* [Exercise objective]: Send back the entries exactly as they were given.
START Data listing
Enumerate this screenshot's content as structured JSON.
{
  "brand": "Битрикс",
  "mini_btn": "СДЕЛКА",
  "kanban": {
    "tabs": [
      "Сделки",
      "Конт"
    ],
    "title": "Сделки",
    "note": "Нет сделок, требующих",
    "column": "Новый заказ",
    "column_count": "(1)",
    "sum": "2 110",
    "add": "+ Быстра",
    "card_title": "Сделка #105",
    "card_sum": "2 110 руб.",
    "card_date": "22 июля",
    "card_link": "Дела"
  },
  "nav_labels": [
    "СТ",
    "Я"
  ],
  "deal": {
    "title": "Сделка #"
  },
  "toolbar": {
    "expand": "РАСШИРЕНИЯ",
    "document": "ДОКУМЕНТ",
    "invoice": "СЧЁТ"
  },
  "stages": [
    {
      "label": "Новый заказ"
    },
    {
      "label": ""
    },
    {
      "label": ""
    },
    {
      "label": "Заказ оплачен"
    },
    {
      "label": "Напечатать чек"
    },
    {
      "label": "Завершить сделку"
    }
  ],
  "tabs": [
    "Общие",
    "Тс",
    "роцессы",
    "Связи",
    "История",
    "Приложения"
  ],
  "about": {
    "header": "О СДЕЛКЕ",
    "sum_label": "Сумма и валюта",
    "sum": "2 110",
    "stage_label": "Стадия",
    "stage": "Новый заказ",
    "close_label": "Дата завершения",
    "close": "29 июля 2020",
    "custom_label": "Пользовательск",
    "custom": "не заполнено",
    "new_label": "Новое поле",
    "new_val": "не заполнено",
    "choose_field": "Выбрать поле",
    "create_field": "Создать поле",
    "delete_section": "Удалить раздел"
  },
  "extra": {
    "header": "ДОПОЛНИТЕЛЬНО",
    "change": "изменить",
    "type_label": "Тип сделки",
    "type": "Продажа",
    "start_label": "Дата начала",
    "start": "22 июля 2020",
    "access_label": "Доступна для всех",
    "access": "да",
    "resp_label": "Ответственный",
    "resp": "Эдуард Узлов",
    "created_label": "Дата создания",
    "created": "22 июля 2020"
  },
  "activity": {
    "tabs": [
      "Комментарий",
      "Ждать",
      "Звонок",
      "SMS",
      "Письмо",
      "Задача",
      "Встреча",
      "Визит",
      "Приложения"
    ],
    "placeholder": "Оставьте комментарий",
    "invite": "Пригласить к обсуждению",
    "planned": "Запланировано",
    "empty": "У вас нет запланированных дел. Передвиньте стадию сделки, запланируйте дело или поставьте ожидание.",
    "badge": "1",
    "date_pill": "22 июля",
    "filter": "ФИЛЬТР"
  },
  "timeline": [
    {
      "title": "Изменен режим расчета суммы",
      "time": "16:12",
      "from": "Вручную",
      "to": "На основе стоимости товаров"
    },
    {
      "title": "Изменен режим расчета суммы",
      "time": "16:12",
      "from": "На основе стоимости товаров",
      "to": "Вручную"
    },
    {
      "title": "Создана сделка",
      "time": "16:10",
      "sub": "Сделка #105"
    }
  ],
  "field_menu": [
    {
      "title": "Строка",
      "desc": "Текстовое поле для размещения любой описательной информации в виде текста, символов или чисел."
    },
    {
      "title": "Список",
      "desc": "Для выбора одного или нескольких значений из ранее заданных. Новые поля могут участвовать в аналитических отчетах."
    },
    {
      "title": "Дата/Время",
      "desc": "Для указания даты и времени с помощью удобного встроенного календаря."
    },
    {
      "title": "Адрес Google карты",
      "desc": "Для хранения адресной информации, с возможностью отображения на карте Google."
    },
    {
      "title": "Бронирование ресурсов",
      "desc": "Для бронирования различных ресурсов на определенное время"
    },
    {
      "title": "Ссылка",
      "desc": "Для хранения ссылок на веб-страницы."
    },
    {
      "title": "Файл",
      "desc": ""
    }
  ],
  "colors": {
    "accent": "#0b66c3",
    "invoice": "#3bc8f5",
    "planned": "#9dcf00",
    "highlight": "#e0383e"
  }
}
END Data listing
* [Expected output]:
Enumerate this screenshot's content as structured JSON.
{
  "brand": "Битрикс",
  "mini_btn": "СДЕЛКА",
  "kanban": {
    "tabs": [
      "Сделки",
      "Конт"
    ],
    "title": "Сделки",
    "note": "Нет сделок, требующих",
    "column": "Новый заказ",
    "column_count": "(1)",
    "sum": "2 110",
    "add": "+ Быстра",
    "card_title": "Сделка #105",
    "card_sum": "2 110 руб.",
    "card_date": "22 июля",
    "card_link": "Дела"
  },
  "nav_labels": [
    "СТ",
    "Я"
  ],
  "deal": {
    "title": "Сделка #"
  },
  "toolbar": {
    "expand": "РАСШИРЕНИЯ",
    "document": "ДОКУМЕНТ",
    "invoice": "СЧЁТ"
  },
  "stages": [
    {
      "label": "Новый заказ"
    },
    {
      "label": ""
    },
    {
      "label": ""
    },
    {
      "label": "Заказ оплачен"
    },
    {
      "label": "Напечатать чек"
    },
    {
      "label": "Завершить сделку"
    }
  ],
  "tabs": [
    "Общие",
    "Тс",
    "роцессы",
    "Связи",
    "История",
    "Приложения"
  ],
  "about": {
    "header": "О СДЕЛКЕ",
    "sum_label": "Сумма и валюта",
    "sum": "2 110",
    "stage_label": "Стадия",
    "stage": "Новый заказ",
    "close_label": "Дата завершения",
    "close": "29 июля 2020",
    "custom_label": "Пользовательск",
    "custom": "не заполнено",
    "new_label": "Новое поле",
    "new_val": "не заполнено",
    "choose_field": "Выбрать поле",
    "create_field": "Создать поле",
    "delete_section": "Удалить раздел"
  },
  "extra": {
    "header": "ДОПОЛНИТЕЛЬНО",
    "change": "изменить",
    "type_label": "Тип сделки",
    "type": "Продажа",
    "start_label": "Дата начала",
    "start": "22 июля 2020",
    "access_label": "Доступна для всех",
    "access": "да",
    "resp_label": "Ответственный",
    "resp": "Эдуард Узлов",
    "created_label": "Дата создания",
    "created": "22 июля 2020"
  },
  "activity": {
    "tabs": [
      "Комментарий",
      "Ждать",
      "Звонок",
      "SMS",
      "Письмо",
      "Задача",
      "Встреча",
      "Визит",
      "Приложения"
    ],
    "placeholder": "Оставьте комментарий",
    "invite": "Пригласить к обсуждению",
    "planned": "Запланировано",
    "empty": "У вас нет запланированных дел. Передвиньте стадию сделки, запланируйте дело или поставьте ожидание.",
    "badge": "1",
    "date_pill": "22 июля",
    "filter": "ФИЛЬТР"
  },
  "timeline": [
    {
      "title": "Изменен режим расчета суммы",
      "time": "16:12",
      "from": "Вручную",
      "to": "На основе стоимости товаров"
    },
    {
      "title": "Изменен режим расчета суммы",
      "time": "16:12",
      "from": "На основе стоимости товаров",
      "to": "Вручную"
    },
    {
      "title": "Создана сделка",
      "time": "16:10",
      "sub": "Сделка #105"
    }
  ],
  "field_menu": [
    {
      "title": "Строка",
      "desc": "Текстовое поле для размещения любой описательной информации в виде текста, символов или чисел."
    },
    {
      "title": "Список",
      "desc": "Для выбора одного или нескольких значений из ранее заданных. Новые поля могут участвовать в аналитических отчетах."
    },
    {
      "title": "Дата/Время",
      "desc": "Для указания даты и времени с помощью удобного встроенного календаря."
    },
    {
      "title": "Адрес Google карты",
      "desc": "Для хранения адресной информации, с возможностью отображения на карте Google."
    },
    {
      "title": "Бронирование ресурсов",
      "desc": "Для бронирования различных ресурсов на определенное время"
    },
    {
      "title": "Ссылка",
      "desc": "Для хранения ссылок на веб-страницы."
    },
    {
      "title": "Файл",
      "desc": ""
    }
  ],
  "colors": {
    "accent": "#0b66c3",
    "invoice": "#3bc8f5",
    "planned": "#9dcf00",
    "highlight": "#e0383e"
  }
}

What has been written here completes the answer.